**Task to carry out**
Your answer should be every line of the entries that has the string "Apes" in it.

**Data for the task**
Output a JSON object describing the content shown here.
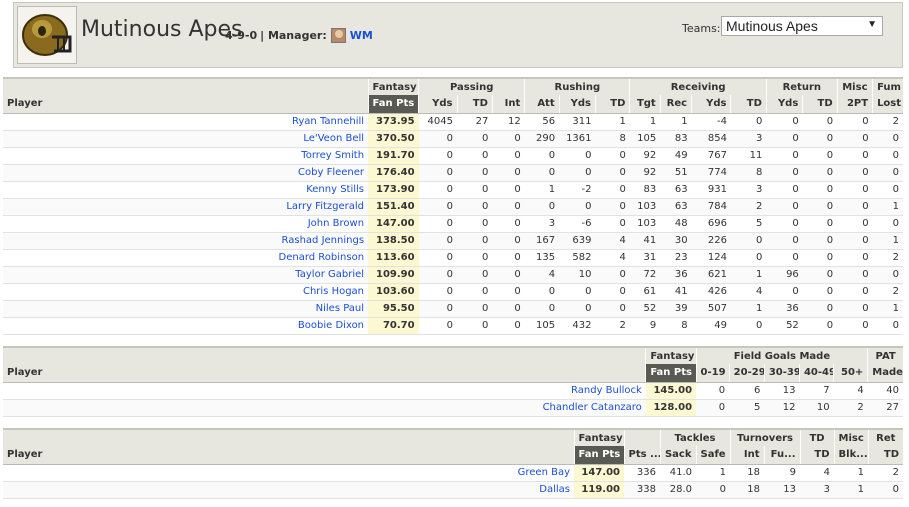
{
  "team": {
    "name": "Mutinous Apes",
    "record": "4-9-0",
    "manager_label": "| Manager:",
    "manager_name": "WM",
    "teams_label": "Teams:",
    "teams_selected": "Mutinous Apes"
  },
  "offense": {
    "groups": [
      "Fantasy",
      "Passing",
      "Rushing",
      "Receiving",
      "Return",
      "Misc",
      "Fum"
    ],
    "player_header": "Player",
    "columns": [
      "Fan Pts",
      "Yds",
      "TD",
      "Int",
      "Att",
      "Yds",
      "TD",
      "Tgt",
      "Rec",
      "Yds",
      "TD",
      "Yds",
      "TD",
      "2PT",
      "Lost"
    ],
    "rows": [
      {
        "player": "Ryan Tannehill",
        "stats": [
          "373.95",
          "4045",
          "27",
          "12",
          "56",
          "311",
          "1",
          "1",
          "1",
          "-4",
          "0",
          "0",
          "0",
          "0",
          "2"
        ]
      },
      {
        "player": "Le'Veon Bell",
        "stats": [
          "370.50",
          "0",
          "0",
          "0",
          "290",
          "1361",
          "8",
          "105",
          "83",
          "854",
          "3",
          "0",
          "0",
          "0",
          "0"
        ]
      },
      {
        "player": "Torrey Smith",
        "stats": [
          "191.70",
          "0",
          "0",
          "0",
          "0",
          "0",
          "0",
          "92",
          "49",
          "767",
          "11",
          "0",
          "0",
          "0",
          "0"
        ]
      },
      {
        "player": "Coby Fleener",
        "stats": [
          "176.40",
          "0",
          "0",
          "0",
          "0",
          "0",
          "0",
          "92",
          "51",
          "774",
          "8",
          "0",
          "0",
          "0",
          "0"
        ]
      },
      {
        "player": "Kenny Stills",
        "stats": [
          "173.90",
          "0",
          "0",
          "0",
          "1",
          "-2",
          "0",
          "83",
          "63",
          "931",
          "3",
          "0",
          "0",
          "0",
          "0"
        ]
      },
      {
        "player": "Larry Fitzgerald",
        "stats": [
          "151.40",
          "0",
          "0",
          "0",
          "0",
          "0",
          "0",
          "103",
          "63",
          "784",
          "2",
          "0",
          "0",
          "0",
          "1"
        ]
      },
      {
        "player": "John Brown",
        "stats": [
          "147.00",
          "0",
          "0",
          "0",
          "3",
          "-6",
          "0",
          "103",
          "48",
          "696",
          "5",
          "0",
          "0",
          "0",
          "0"
        ]
      },
      {
        "player": "Rashad Jennings",
        "stats": [
          "138.50",
          "0",
          "0",
          "0",
          "167",
          "639",
          "4",
          "41",
          "30",
          "226",
          "0",
          "0",
          "0",
          "0",
          "1"
        ]
      },
      {
        "player": "Denard Robinson",
        "stats": [
          "113.60",
          "0",
          "0",
          "0",
          "135",
          "582",
          "4",
          "31",
          "23",
          "124",
          "0",
          "0",
          "0",
          "0",
          "2"
        ]
      },
      {
        "player": "Taylor Gabriel",
        "stats": [
          "109.90",
          "0",
          "0",
          "0",
          "4",
          "10",
          "0",
          "72",
          "36",
          "621",
          "1",
          "96",
          "0",
          "0",
          "0"
        ]
      },
      {
        "player": "Chris Hogan",
        "stats": [
          "103.60",
          "0",
          "0",
          "0",
          "0",
          "0",
          "0",
          "61",
          "41",
          "426",
          "4",
          "0",
          "0",
          "0",
          "2"
        ]
      },
      {
        "player": "Niles Paul",
        "stats": [
          "95.50",
          "0",
          "0",
          "0",
          "0",
          "0",
          "0",
          "52",
          "39",
          "507",
          "1",
          "36",
          "0",
          "0",
          "1"
        ]
      },
      {
        "player": "Boobie Dixon",
        "stats": [
          "70.70",
          "0",
          "0",
          "0",
          "105",
          "432",
          "2",
          "9",
          "8",
          "49",
          "0",
          "52",
          "0",
          "0",
          "0"
        ]
      }
    ]
  },
  "kicking": {
    "groups": [
      "Fantasy",
      "Field Goals Made",
      "PAT"
    ],
    "player_header": "Player",
    "columns": [
      "Fan Pts",
      "0-19",
      "20-29",
      "30-39",
      "40-49",
      "50+",
      "Made"
    ],
    "rows": [
      {
        "player": "Randy Bullock",
        "stats": [
          "145.00",
          "0",
          "6",
          "13",
          "7",
          "4",
          "40"
        ]
      },
      {
        "player": "Chandler Catanzaro",
        "stats": [
          "128.00",
          "0",
          "5",
          "12",
          "10",
          "2",
          "27"
        ]
      }
    ]
  },
  "defense": {
    "groups": [
      "Fantasy",
      "",
      "Tackles",
      "Turnovers",
      "TD",
      "Misc",
      "Ret"
    ],
    "player_header": "Player",
    "columns": [
      "Fan Pts",
      "Pts ...",
      "Sack",
      "Safe",
      "Int",
      "Fu...",
      "TD",
      "Blk...",
      "TD"
    ],
    "rows": [
      {
        "player": "Green Bay",
        "stats": [
          "147.00",
          "336",
          "41.0",
          "1",
          "18",
          "9",
          "4",
          "1",
          "2"
        ]
      },
      {
        "player": "Dallas",
        "stats": [
          "119.00",
          "338",
          "28.0",
          "0",
          "18",
          "13",
          "3",
          "1",
          "0"
        ]
      }
    ]
  }
}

**Output for this exercise**
    "name": "Mutinous Apes",
    "teams_selected": "Mutinous Apes"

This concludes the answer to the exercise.